Sign Club

chris allmon

Being foreign isn’t the only thing that can cause a language barrier. Hearing impairments  can entirely change the way people communicate. Sign Language Club, led by social studies teacher Ron Swall, helps make a language that had been otherwise skipped over by the school population noticed.

“If you come across a [deaf] person you need to talk to, it’s important to know sign language,” sophomore Kara Kelly said.
Many students have joined the club, who had their first meeting back on February 10, and for many reasons like how sign language differs from spoken English.
“I thought it was different than other languages,” junior Hannah Oberrieder said. “It’s really cool, a totally different world.”
Others joined because they were looking for a good time after school.
“I joined because I thought it would be fun. It’s always fun to learn a new language,” Kelly said.
“It’s really cool because I’m taking Spanish and i can talk to people in Spanish but it would be cool if i could speak to someone who knows sign,” Obrerrieder said.
Despite the difference in reasons for going to the club, everyone can agree on one thing, learning how to sign would come in handy to communicate with those who are deaf and hearing impaired.

“[Sign Language Club] is a very good club, its something educational,” Oberrieder said. “We have some weird clubs here, but this is one people can actually use.”
Sign Language club has only had a couple of  meetings so far this year, and is still planning out the semester. However, they have arranged for volunteer staff available in the district and Free State students already fluent in the language.

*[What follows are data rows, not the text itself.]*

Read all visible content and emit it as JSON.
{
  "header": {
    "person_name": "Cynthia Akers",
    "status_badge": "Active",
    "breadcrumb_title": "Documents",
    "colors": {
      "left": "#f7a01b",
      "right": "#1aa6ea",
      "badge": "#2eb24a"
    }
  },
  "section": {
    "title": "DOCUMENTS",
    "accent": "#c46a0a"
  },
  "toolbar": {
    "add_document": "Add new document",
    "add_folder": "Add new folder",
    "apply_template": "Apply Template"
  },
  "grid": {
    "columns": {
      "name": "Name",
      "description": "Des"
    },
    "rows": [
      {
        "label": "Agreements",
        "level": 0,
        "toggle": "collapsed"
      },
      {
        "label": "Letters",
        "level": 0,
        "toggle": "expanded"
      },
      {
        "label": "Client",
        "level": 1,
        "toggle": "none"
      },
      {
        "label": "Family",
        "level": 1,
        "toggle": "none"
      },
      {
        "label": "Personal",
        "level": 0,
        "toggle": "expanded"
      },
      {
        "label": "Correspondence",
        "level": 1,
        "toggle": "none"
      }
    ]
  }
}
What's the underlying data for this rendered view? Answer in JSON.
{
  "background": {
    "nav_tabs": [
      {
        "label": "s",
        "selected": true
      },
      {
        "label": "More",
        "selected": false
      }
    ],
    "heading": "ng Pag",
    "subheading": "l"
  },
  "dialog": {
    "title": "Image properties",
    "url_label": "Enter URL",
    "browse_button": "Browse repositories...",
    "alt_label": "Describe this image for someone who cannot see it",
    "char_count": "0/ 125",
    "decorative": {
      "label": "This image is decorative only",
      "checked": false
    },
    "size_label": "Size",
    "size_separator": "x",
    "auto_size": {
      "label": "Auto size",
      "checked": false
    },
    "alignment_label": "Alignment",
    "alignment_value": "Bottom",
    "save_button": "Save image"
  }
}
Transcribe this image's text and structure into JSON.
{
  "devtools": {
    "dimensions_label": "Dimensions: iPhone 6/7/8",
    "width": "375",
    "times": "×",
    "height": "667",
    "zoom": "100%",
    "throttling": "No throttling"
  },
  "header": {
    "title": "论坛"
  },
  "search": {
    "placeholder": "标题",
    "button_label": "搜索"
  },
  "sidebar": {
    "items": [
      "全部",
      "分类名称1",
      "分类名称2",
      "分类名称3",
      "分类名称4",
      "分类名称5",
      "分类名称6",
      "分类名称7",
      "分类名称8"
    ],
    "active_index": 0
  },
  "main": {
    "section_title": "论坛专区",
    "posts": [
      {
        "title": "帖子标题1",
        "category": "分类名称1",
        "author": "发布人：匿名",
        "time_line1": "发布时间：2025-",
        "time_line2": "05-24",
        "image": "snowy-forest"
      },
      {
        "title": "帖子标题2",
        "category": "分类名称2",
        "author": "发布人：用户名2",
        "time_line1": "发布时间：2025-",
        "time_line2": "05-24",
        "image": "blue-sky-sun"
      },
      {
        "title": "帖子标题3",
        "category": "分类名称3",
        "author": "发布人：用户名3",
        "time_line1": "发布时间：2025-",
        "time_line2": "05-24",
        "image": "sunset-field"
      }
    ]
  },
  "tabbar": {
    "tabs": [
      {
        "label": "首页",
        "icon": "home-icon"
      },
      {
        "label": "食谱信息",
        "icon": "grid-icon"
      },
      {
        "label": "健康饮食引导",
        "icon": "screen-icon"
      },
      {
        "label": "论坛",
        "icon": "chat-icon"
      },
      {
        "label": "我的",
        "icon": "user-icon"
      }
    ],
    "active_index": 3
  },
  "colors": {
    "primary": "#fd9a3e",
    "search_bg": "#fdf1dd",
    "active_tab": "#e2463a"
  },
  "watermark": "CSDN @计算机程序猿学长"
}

“We’re [starting with the] alphabet and greetings and that kind of stuff to begin with and then just going where people wanna go,” sponsor Ron Swall said.

Members already know what they want to learn.

“I want to learn cat,” sophomore Maddie Branstrom said.
Hannah Oberrieder has other ideas on what she wants to learn.
“I really want to learn belly button in sign language,” she said. “ I want to learn my name because I forgot how to sign it.”
Sign Language Club meets in Swall’s room, 245, after school at 2:45 on Thursdays. Since the club has only had a handful of meetings so far, so they haven’t really talked enough to really know exactly what they are going to do.

“We spent some time trying to sort out some directions we want to go in, tried to look at what people want to try and learn,” said Swall “The leadership team came up with a couple of games to play like charades where people have to learn a few signs and have to interact using sign language.”

According to Swall, Sign Language Club isn’t all about learning, its also about having fun while learning the language. It’s a neat opportunity to get involved in the school with something that is completely different and out of their comfort zone for not only students but for teachers who also want to expand their communication skills.